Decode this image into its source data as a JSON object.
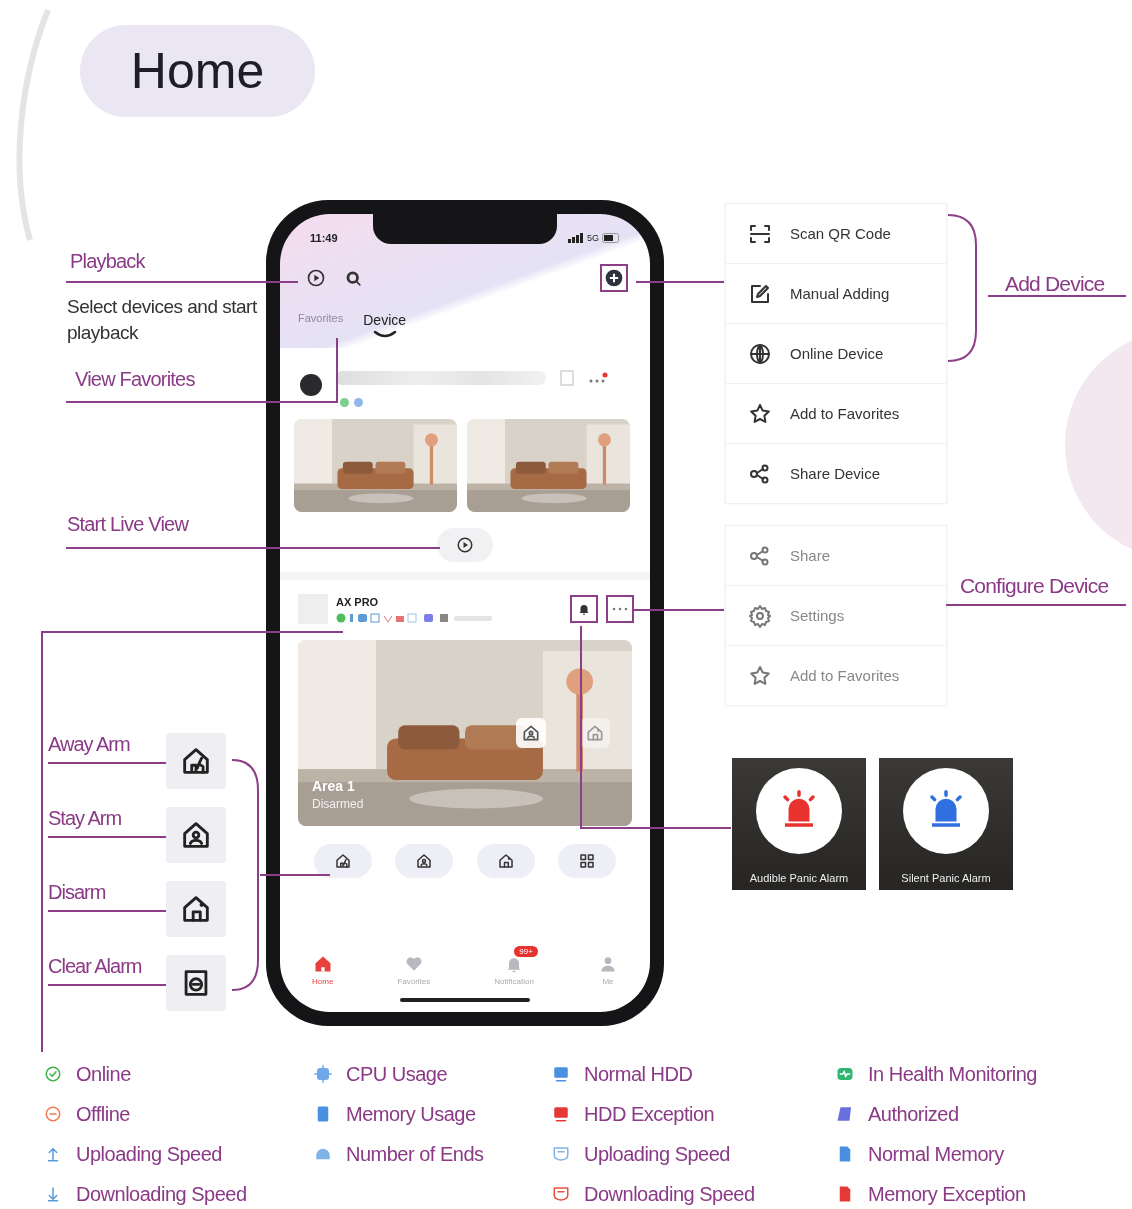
{
  "title": "Home",
  "playback": {
    "label": "Playback",
    "description": "Select devices and start playback"
  },
  "view_favorites": "View Favorites",
  "start_live_view": "Start Live View",
  "arm_actions": [
    {
      "label": "Away Arm",
      "kind": "away"
    },
    {
      "label": "Stay Arm",
      "kind": "stay"
    },
    {
      "label": "Disarm",
      "kind": "disarm"
    },
    {
      "label": "Clear  Alarm",
      "kind": "clear"
    }
  ],
  "phone": {
    "time": "11:49",
    "network": "5G",
    "tabs": [
      {
        "label": "Favorites",
        "selected": false
      },
      {
        "label": "Device",
        "selected": true
      }
    ],
    "device": {
      "name": "AX PRO"
    },
    "area": {
      "name": "Area 1",
      "status": "Disarmed"
    },
    "area_actions": [
      {
        "kind": "away"
      },
      {
        "kind": "stay"
      },
      {
        "kind": "disarm"
      },
      {
        "kind": "grid"
      }
    ],
    "bottom_tabs": [
      {
        "label": "Home",
        "kind": "home",
        "selected": true
      },
      {
        "label": "Favorites",
        "kind": "heart",
        "selected": false
      },
      {
        "label": "Notification",
        "kind": "bell",
        "selected": false,
        "badge": "99+"
      },
      {
        "label": "Me",
        "kind": "person",
        "selected": false
      }
    ]
  },
  "add_device": {
    "label": "Add Device",
    "items": [
      {
        "label": "Scan QR Code",
        "kind": "scan"
      },
      {
        "label": "Manual Adding",
        "kind": "edit"
      },
      {
        "label": "Online Device",
        "kind": "globe"
      },
      {
        "label": "Add to Favorites",
        "kind": "star"
      },
      {
        "label": "Share Device",
        "kind": "share"
      }
    ]
  },
  "configure_device": {
    "label": "Configure Device",
    "items": [
      {
        "label": "Share",
        "kind": "share"
      },
      {
        "label": "Settings",
        "kind": "gear"
      },
      {
        "label": "Add to Favorites",
        "kind": "star"
      }
    ]
  },
  "panic_alarms": [
    {
      "label": "Audible Panic Alarm",
      "color": "#e8322e"
    },
    {
      "label": "Silent Panic Alarm",
      "color": "#2f6fe0"
    }
  ],
  "legend": [
    [
      {
        "label": "Online",
        "kind": "check",
        "color": "#3cb44b"
      },
      {
        "label": "Offline",
        "kind": "minus",
        "color": "#f07a5a"
      },
      {
        "label": "Uploading Speed",
        "kind": "up",
        "color": "#5b9bd5"
      },
      {
        "label": "Downloading Speed",
        "kind": "down",
        "color": "#5b9bd5"
      }
    ],
    [
      {
        "label": "CPU Usage",
        "kind": "chip",
        "color": "#6fa8e8"
      },
      {
        "label": "Memory Usage",
        "kind": "doc",
        "color": "#4a8fe0"
      },
      {
        "label": "Number of Ends",
        "kind": "ends",
        "color": "#7fb3e8"
      }
    ],
    [
      {
        "label": "Normal HDD",
        "kind": "hdd",
        "color": "#4a8fe0"
      },
      {
        "label": "HDD Exception",
        "kind": "hdd",
        "color": "#e53935"
      },
      {
        "label": "Uploading Speed",
        "kind": "tray",
        "color": "#7fb3e8"
      },
      {
        "label": "Downloading Speed",
        "kind": "tray",
        "color": "#e5533d"
      }
    ],
    [
      {
        "label": "In Health Monitoring",
        "kind": "health",
        "color": "#2fb574"
      },
      {
        "label": "Authorized",
        "kind": "auth",
        "color": "#6a6fe0"
      },
      {
        "label": "Normal Memory",
        "kind": "mem",
        "color": "#4a8fe0"
      },
      {
        "label": "Memory Exception",
        "kind": "mem",
        "color": "#e53935"
      }
    ]
  ]
}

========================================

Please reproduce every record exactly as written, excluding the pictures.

## Task response
Decode this image into its source data as a JSON object.
{
  "title": "Home",
  "playback": {
    "label": "Playback",
    "description": "Select devices and start playback"
  },
  "view_favorites": "View Favorites",
  "start_live_view": "Start Live View",
  "arm_actions": [
    {
      "label": "Away Arm",
      "kind": "away"
    },
    {
      "label": "Stay Arm",
      "kind": "stay"
    },
    {
      "label": "Disarm",
      "kind": "disarm"
    },
    {
      "label": "Clear  Alarm",
      "kind": "clear"
    }
  ],
  "phone": {
    "time": "11:49",
    "network": "5G",
    "tabs": [
      {
        "label": "Favorites",
        "selected": false
      },
      {
        "label": "Device",
        "selected": true
      }
    ],
    "device": {
      "name": "AX PRO"
    },
    "area": {
      "name": "Area 1",
      "status": "Disarmed"
    },
    "area_actions": [
      {
        "kind": "away"
      },
      {
        "kind": "stay"
      },
      {
        "kind": "disarm"
      },
      {
        "kind": "grid"
      }
    ],
    "bottom_tabs": [
      {
        "label": "Home",
        "kind": "home",
        "selected": true
      },
      {
        "label": "Favorites",
        "kind": "heart",
        "selected": false
      },
      {
        "label": "Notification",
        "kind": "bell",
        "selected": false,
        "badge": "99+"
      },
      {
        "label": "Me",
        "kind": "person",
        "selected": false
      }
    ]
  },
  "add_device": {
    "label": "Add Device",
    "items": [
      {
        "label": "Scan QR Code",
        "kind": "scan"
      },
      {
        "label": "Manual Adding",
        "kind": "edit"
      },
      {
        "label": "Online Device",
        "kind": "globe"
      },
      {
        "label": "Add to Favorites",
        "kind": "star"
      },
      {
        "label": "Share Device",
        "kind": "share"
      }
    ]
  },
  "configure_device": {
    "label": "Configure Device",
    "items": [
      {
        "label": "Share",
        "kind": "share"
      },
      {
        "label": "Settings",
        "kind": "gear"
      },
      {
        "label": "Add to Favorites",
        "kind": "star"
      }
    ]
  },
  "panic_alarms": [
    {
      "label": "Audible Panic Alarm",
      "color": "#e8322e"
    },
    {
      "label": "Silent Panic Alarm",
      "color": "#2f6fe0"
    }
  ],
  "legend": [
    [
      {
        "label": "Online",
        "kind": "check",
        "color": "#3cb44b"
      },
      {
        "label": "Offline",
        "kind": "minus",
        "color": "#f07a5a"
      },
      {
        "label": "Uploading Speed",
        "kind": "up",
        "color": "#5b9bd5"
      },
      {
        "label": "Downloading Speed",
        "kind": "down",
        "color": "#5b9bd5"
      }
    ],
    [
      {
        "label": "CPU Usage",
        "kind": "chip",
        "color": "#6fa8e8"
      },
      {
        "label": "Memory Usage",
        "kind": "doc",
        "color": "#4a8fe0"
      },
      {
        "label": "Number of Ends",
        "kind": "ends",
        "color": "#7fb3e8"
      }
    ],
    [
      {
        "label": "Normal HDD",
        "kind": "hdd",
        "color": "#4a8fe0"
      },
      {
        "label": "HDD Exception",
        "kind": "hdd",
        "color": "#e53935"
      },
      {
        "label": "Uploading Speed",
        "kind": "tray",
        "color": "#7fb3e8"
      },
      {
        "label": "Downloading Speed",
        "kind": "tray",
        "color": "#e5533d"
      }
    ],
    [
      {
        "label": "In Health Monitoring",
        "kind": "health",
        "color": "#2fb574"
      },
      {
        "label": "Authorized",
        "kind": "auth",
        "color": "#6a6fe0"
      },
      {
        "label": "Normal Memory",
        "kind": "mem",
        "color": "#4a8fe0"
      },
      {
        "label": "Memory Exception",
        "kind": "mem",
        "color": "#e53935"
      }
    ]
  ]
}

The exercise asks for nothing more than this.